Forests in the western Himalayan region range from conifers and broad-leaved trees in the temperate zone to silver fir, silver birch and junipers at the highest level of the alpine zone. The temperate zone of the eastern Himalayan region has forests of oaks, laurels, maples and rhododendrons, among other species. Vegetation of the Assam region in the east is luxuriant with evergreen forests, occasional thick clumps of bamboo and tall grasses. The Gangetic plain is largely under cultivation. The Deccan tableland supports vegetation from scrub to mixed deciduous forests. The Malabar region is rich in forest vegetation. The Andaman and Nicobar Islands have evergreen, mangrove, beach and diluvial forests. Much of the country’s flora originated three million years ago and are unique to the subcontinent. Forest covers 23 per cent of the land area, having increased at 0.3 per cent p.a. 1990–2010. Arable land comprises 53 per cent of the total land area and permanent cropland four per cent.
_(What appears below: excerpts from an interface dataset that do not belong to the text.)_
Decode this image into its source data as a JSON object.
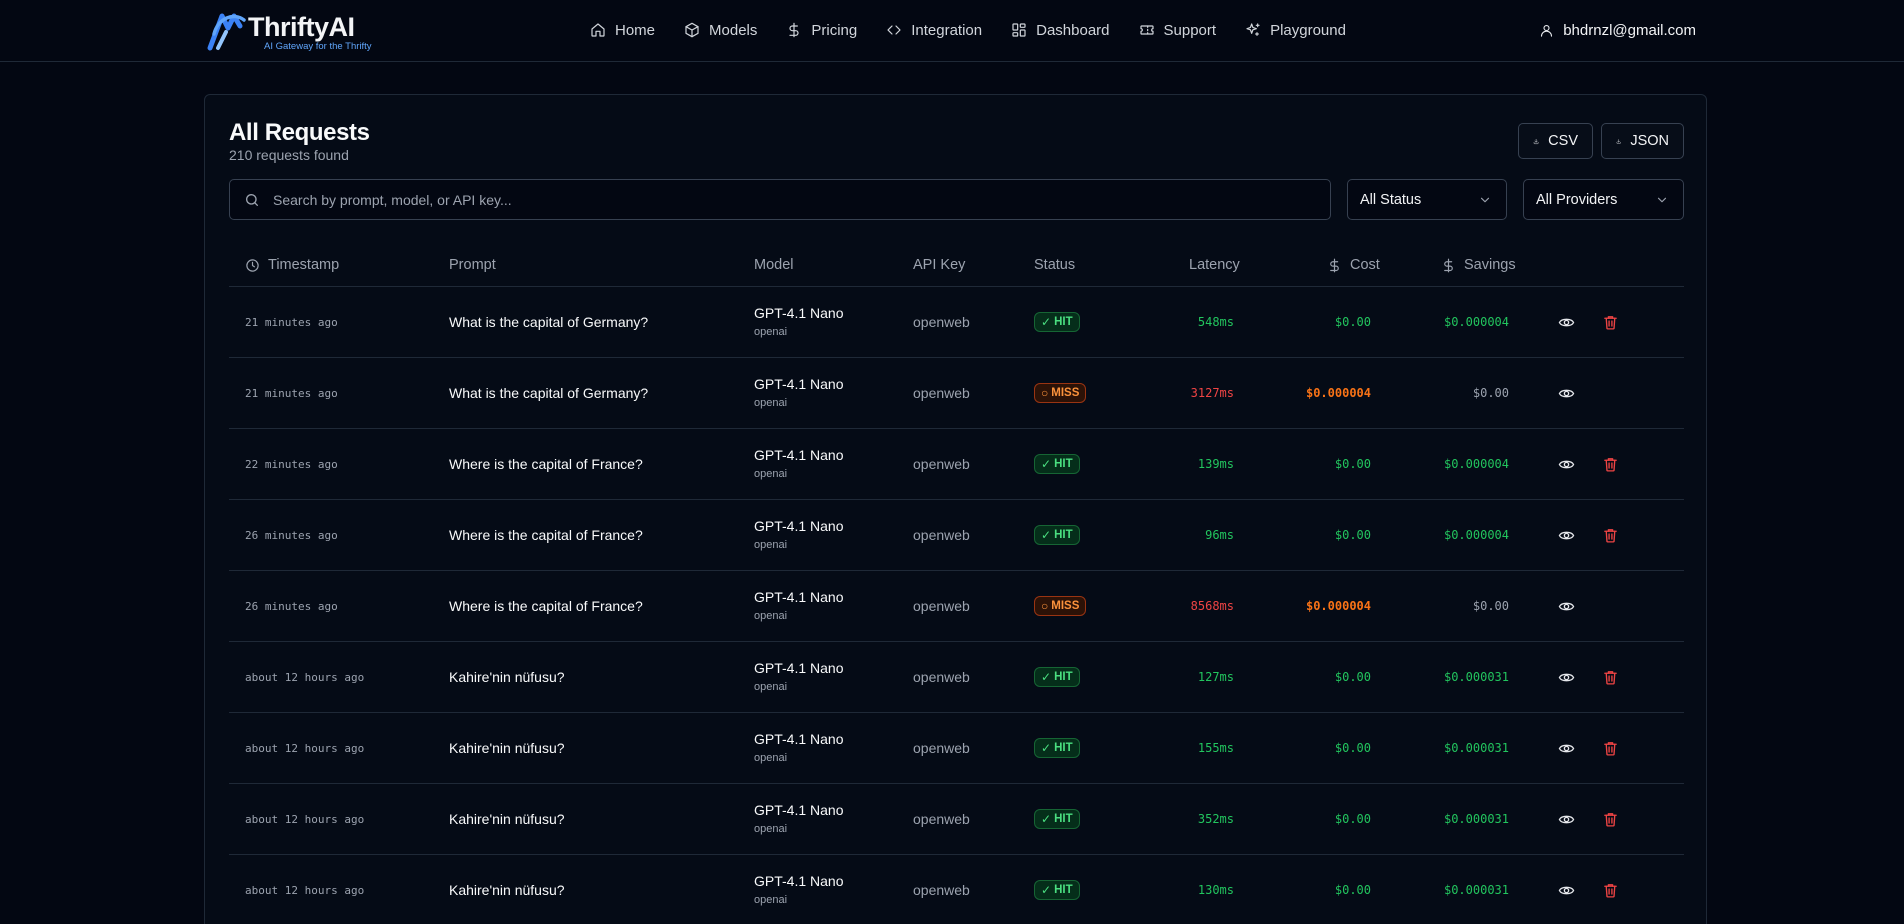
{
  "brand": {
    "name": "ThriftyAI",
    "tagline": "AI Gateway for the Thrifty"
  },
  "nav": {
    "links": [
      {
        "label": "Home",
        "icon": "home-icon"
      },
      {
        "label": "Models",
        "icon": "box-icon"
      },
      {
        "label": "Pricing",
        "icon": "dollar-icon"
      },
      {
        "label": "Integration",
        "icon": "code-icon"
      },
      {
        "label": "Dashboard",
        "icon": "grid-icon"
      },
      {
        "label": "Support",
        "icon": "ticket-icon"
      },
      {
        "label": "Playground",
        "icon": "sparkles-icon"
      }
    ],
    "user_email": "bhdrnzl@gmail.com"
  },
  "page": {
    "title": "All Requests",
    "subtitle": "210 requests found",
    "export_csv": "CSV",
    "export_json": "JSON",
    "search_placeholder": "Search by prompt, model, or API key...",
    "status_filter": "All Status",
    "provider_filter": "All Providers"
  },
  "table": {
    "headers": {
      "timestamp": "Timestamp",
      "prompt": "Prompt",
      "model": "Model",
      "api_key": "API Key",
      "status": "Status",
      "latency": "Latency",
      "cost": "Cost",
      "savings": "Savings"
    },
    "rows": [
      {
        "time": "21 minutes ago",
        "prompt": "What is the capital of Germany?",
        "model": "GPT-4.1 Nano",
        "provider": "openai",
        "api_key": "openweb",
        "status": "HIT",
        "latency": "548ms",
        "cost": "$0.00",
        "savings": "$0.000004"
      },
      {
        "time": "21 minutes ago",
        "prompt": "What is the capital of Germany?",
        "model": "GPT-4.1 Nano",
        "provider": "openai",
        "api_key": "openweb",
        "status": "MISS",
        "latency": "3127ms",
        "cost": "$0.000004",
        "savings": "$0.00"
      },
      {
        "time": "22 minutes ago",
        "prompt": "Where is the capital of France?",
        "model": "GPT-4.1 Nano",
        "provider": "openai",
        "api_key": "openweb",
        "status": "HIT",
        "latency": "139ms",
        "cost": "$0.00",
        "savings": "$0.000004"
      },
      {
        "time": "26 minutes ago",
        "prompt": "Where is the capital of France?",
        "model": "GPT-4.1 Nano",
        "provider": "openai",
        "api_key": "openweb",
        "status": "HIT",
        "latency": "96ms",
        "cost": "$0.00",
        "savings": "$0.000004"
      },
      {
        "time": "26 minutes ago",
        "prompt": "Where is the capital of France?",
        "model": "GPT-4.1 Nano",
        "provider": "openai",
        "api_key": "openweb",
        "status": "MISS",
        "latency": "8568ms",
        "cost": "$0.000004",
        "savings": "$0.00"
      },
      {
        "time": "about 12 hours ago",
        "prompt": "Kahire'nin nüfusu?",
        "model": "GPT-4.1 Nano",
        "provider": "openai",
        "api_key": "openweb",
        "status": "HIT",
        "latency": "127ms",
        "cost": "$0.00",
        "savings": "$0.000031"
      },
      {
        "time": "about 12 hours ago",
        "prompt": "Kahire'nin nüfusu?",
        "model": "GPT-4.1 Nano",
        "provider": "openai",
        "api_key": "openweb",
        "status": "HIT",
        "latency": "155ms",
        "cost": "$0.00",
        "savings": "$0.000031"
      },
      {
        "time": "about 12 hours ago",
        "prompt": "Kahire'nin nüfusu?",
        "model": "GPT-4.1 Nano",
        "provider": "openai",
        "api_key": "openweb",
        "status": "HIT",
        "latency": "352ms",
        "cost": "$0.00",
        "savings": "$0.000031"
      },
      {
        "time": "about 12 hours ago",
        "prompt": "Kahire'nin nüfusu?",
        "model": "GPT-4.1 Nano",
        "provider": "openai",
        "api_key": "openweb",
        "status": "HIT",
        "latency": "130ms",
        "cost": "$0.00",
        "savings": "$0.000031"
      }
    ]
  },
  "colors": {
    "background": "#030712",
    "hit": "#22c55e",
    "miss": "#f97316",
    "error": "#ef4444",
    "accent": "#60a5fa"
  }
}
Among the indigenous mammals are elephants, bisons, pandas, Himalayan wild sheep, deer, antelopes and tapirs. Large cats include lions, tigers, panthers, cheetahs and leopards. The tiger is the Indian national animal, protected since 1973. The tiger population, down to 1,827 in 1972, was in the mid-1990s back to 3,750. Crocodiles and gharials (a crocodile unique to India) are bred in a project begun in 1974 to save them from extinction. Birdlife is abundant and includes pheasants, mynahs, parakeets and hornbills. The spectacular Indian peacock is the national bird. Reptiles include cobras, saltwater snakes and pythons. Endangered wildlife is protected under legislation and there are 83 national parks and 447 wildlife sanctuaries, covering nearly 5.2 per cent of the country. Some 94 mammal species and 73 bird species are thought to be endangered (2014).